- **TASK REQUIREMENTS**:
Quote each line of the material verbatim, without the pictures.

- **EXERCISE INPUT**:
•••••

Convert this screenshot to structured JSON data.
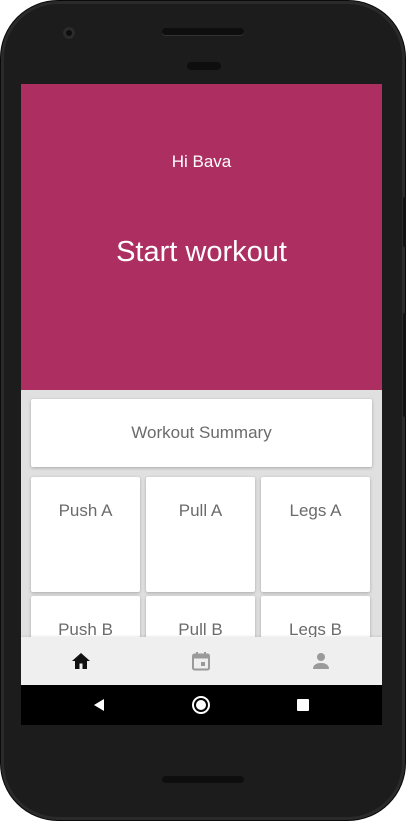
{
  "header": {
    "greeting": "Hi Bava",
    "start_label": "Start workout",
    "color": "#ad2f62"
  },
  "summary": {
    "label": "Workout Summary"
  },
  "workouts": [
    {
      "label": "Push A"
    },
    {
      "label": "Pull A"
    },
    {
      "label": "Legs A"
    },
    {
      "label": "Push B"
    },
    {
      "label": "Pull B"
    },
    {
      "label": "Legs B"
    }
  ],
  "bottom_nav": {
    "items": [
      {
        "icon": "home-icon",
        "active": true
      },
      {
        "icon": "calendar-icon",
        "active": false
      },
      {
        "icon": "person-icon",
        "active": false
      }
    ]
  },
  "system_nav": {
    "items": [
      {
        "icon": "back-triangle-icon"
      },
      {
        "icon": "home-circle-icon"
      },
      {
        "icon": "recents-square-icon"
      }
    ]
  }
}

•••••

- **YOUR RESPONSE**:
Convert this screenshot to structured JSON data.
{
  "header": {
    "greeting": "Hi Bava",
    "start_label": "Start workout",
    "color": "#ad2f62"
  },
  "summary": {
    "label": "Workout Summary"
  },
  "workouts": [
    {
      "label": "Push A"
    },
    {
      "label": "Pull A"
    },
    {
      "label": "Legs A"
    },
    {
      "label": "Push B"
    },
    {
      "label": "Pull B"
    },
    {
      "label": "Legs B"
    }
  ],
  "bottom_nav": {
    "items": [
      {
        "icon": "home-icon",
        "active": true
      },
      {
        "icon": "calendar-icon",
        "active": false
      },
      {
        "icon": "person-icon",
        "active": false
      }
    ]
  },
  "system_nav": {
    "items": [
      {
        "icon": "back-triangle-icon"
      },
      {
        "icon": "home-circle-icon"
      },
      {
        "icon": "recents-square-icon"
      }
    ]
  }
}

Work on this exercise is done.